Stored items
^^^^^^^^

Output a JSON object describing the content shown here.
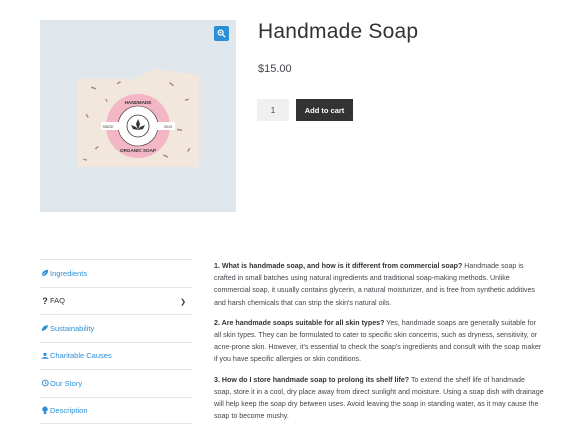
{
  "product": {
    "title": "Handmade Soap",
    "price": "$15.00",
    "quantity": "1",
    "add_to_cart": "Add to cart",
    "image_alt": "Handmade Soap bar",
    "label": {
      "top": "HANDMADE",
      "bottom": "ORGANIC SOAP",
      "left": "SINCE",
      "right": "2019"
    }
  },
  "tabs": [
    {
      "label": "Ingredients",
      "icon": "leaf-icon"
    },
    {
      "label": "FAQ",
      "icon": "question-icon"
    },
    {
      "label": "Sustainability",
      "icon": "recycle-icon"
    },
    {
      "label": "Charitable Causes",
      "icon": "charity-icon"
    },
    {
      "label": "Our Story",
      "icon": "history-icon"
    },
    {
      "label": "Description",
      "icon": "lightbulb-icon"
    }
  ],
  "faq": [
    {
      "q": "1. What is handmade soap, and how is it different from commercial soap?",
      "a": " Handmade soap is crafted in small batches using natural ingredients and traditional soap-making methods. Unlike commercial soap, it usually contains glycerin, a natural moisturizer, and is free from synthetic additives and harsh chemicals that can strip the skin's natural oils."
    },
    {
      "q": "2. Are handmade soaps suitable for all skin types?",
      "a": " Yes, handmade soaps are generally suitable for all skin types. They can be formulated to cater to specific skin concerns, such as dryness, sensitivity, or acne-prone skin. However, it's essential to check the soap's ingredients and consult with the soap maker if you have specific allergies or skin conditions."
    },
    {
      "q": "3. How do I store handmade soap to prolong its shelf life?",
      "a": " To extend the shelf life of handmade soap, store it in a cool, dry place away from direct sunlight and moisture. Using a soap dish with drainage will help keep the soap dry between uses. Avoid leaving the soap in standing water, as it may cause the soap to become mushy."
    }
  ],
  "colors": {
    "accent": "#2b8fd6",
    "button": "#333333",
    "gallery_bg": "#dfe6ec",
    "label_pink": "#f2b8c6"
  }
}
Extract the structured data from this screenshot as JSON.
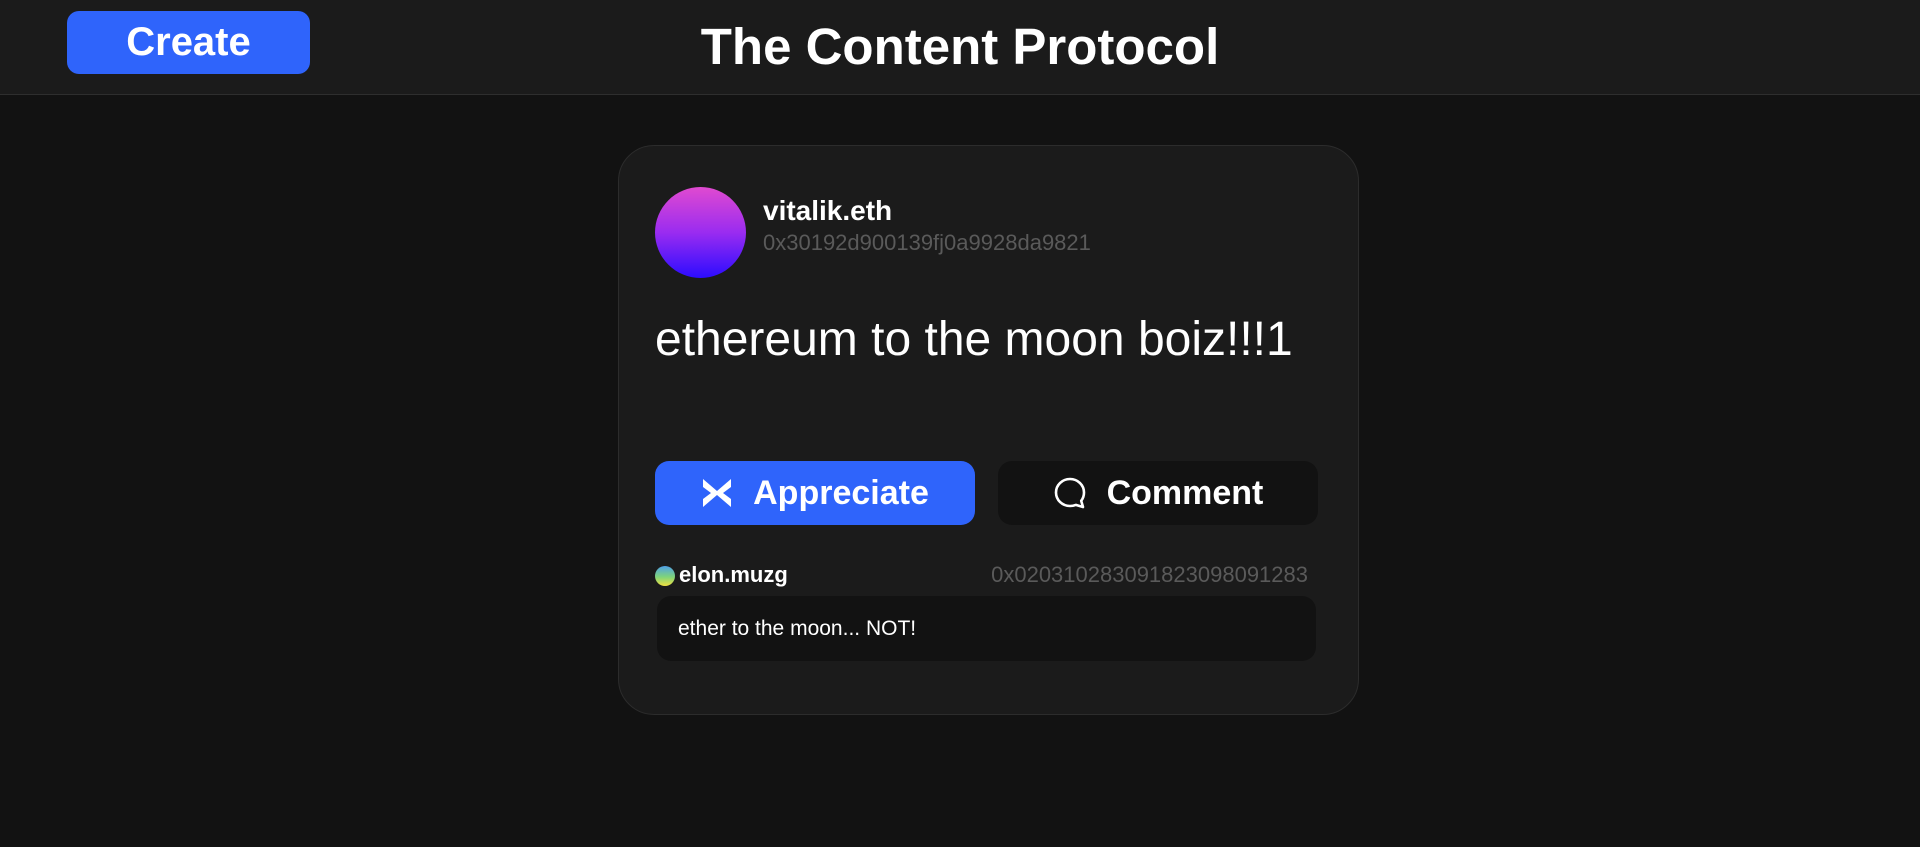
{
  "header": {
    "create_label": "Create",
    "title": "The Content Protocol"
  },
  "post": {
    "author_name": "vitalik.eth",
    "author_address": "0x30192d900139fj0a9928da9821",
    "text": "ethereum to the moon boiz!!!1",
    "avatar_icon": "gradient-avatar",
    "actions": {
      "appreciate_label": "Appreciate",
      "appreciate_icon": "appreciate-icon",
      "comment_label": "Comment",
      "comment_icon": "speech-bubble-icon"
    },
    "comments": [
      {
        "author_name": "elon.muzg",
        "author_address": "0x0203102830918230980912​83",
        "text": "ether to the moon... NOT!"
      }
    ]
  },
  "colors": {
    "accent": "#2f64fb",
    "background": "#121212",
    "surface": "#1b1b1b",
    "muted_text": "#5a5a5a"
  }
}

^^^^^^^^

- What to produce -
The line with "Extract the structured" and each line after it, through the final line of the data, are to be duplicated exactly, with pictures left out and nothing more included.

- Solution to this task -
Extract the structured data from this screenshot as JSON.
{
  "header": {
    "create_label": "Create",
    "title": "The Content Protocol"
  },
  "post": {
    "author_name": "vitalik.eth",
    "author_address": "0x30192d900139fj0a9928da9821",
    "text": "ethereum to the moon boiz!!!1",
    "avatar_icon": "gradient-avatar",
    "actions": {
      "appreciate_label": "Appreciate",
      "appreciate_icon": "appreciate-icon",
      "comment_label": "Comment",
      "comment_icon": "speech-bubble-icon"
    },
    "comments": [
      {
        "author_name": "elon.muzg",
        "author_address": "0x0203102830918230980912​83",
        "text": "ether to the moon... NOT!"
      }
    ]
  },
  "colors": {
    "accent": "#2f64fb",
    "background": "#121212",
    "surface": "#1b1b1b",
    "muted_text": "#5a5a5a"
  }
}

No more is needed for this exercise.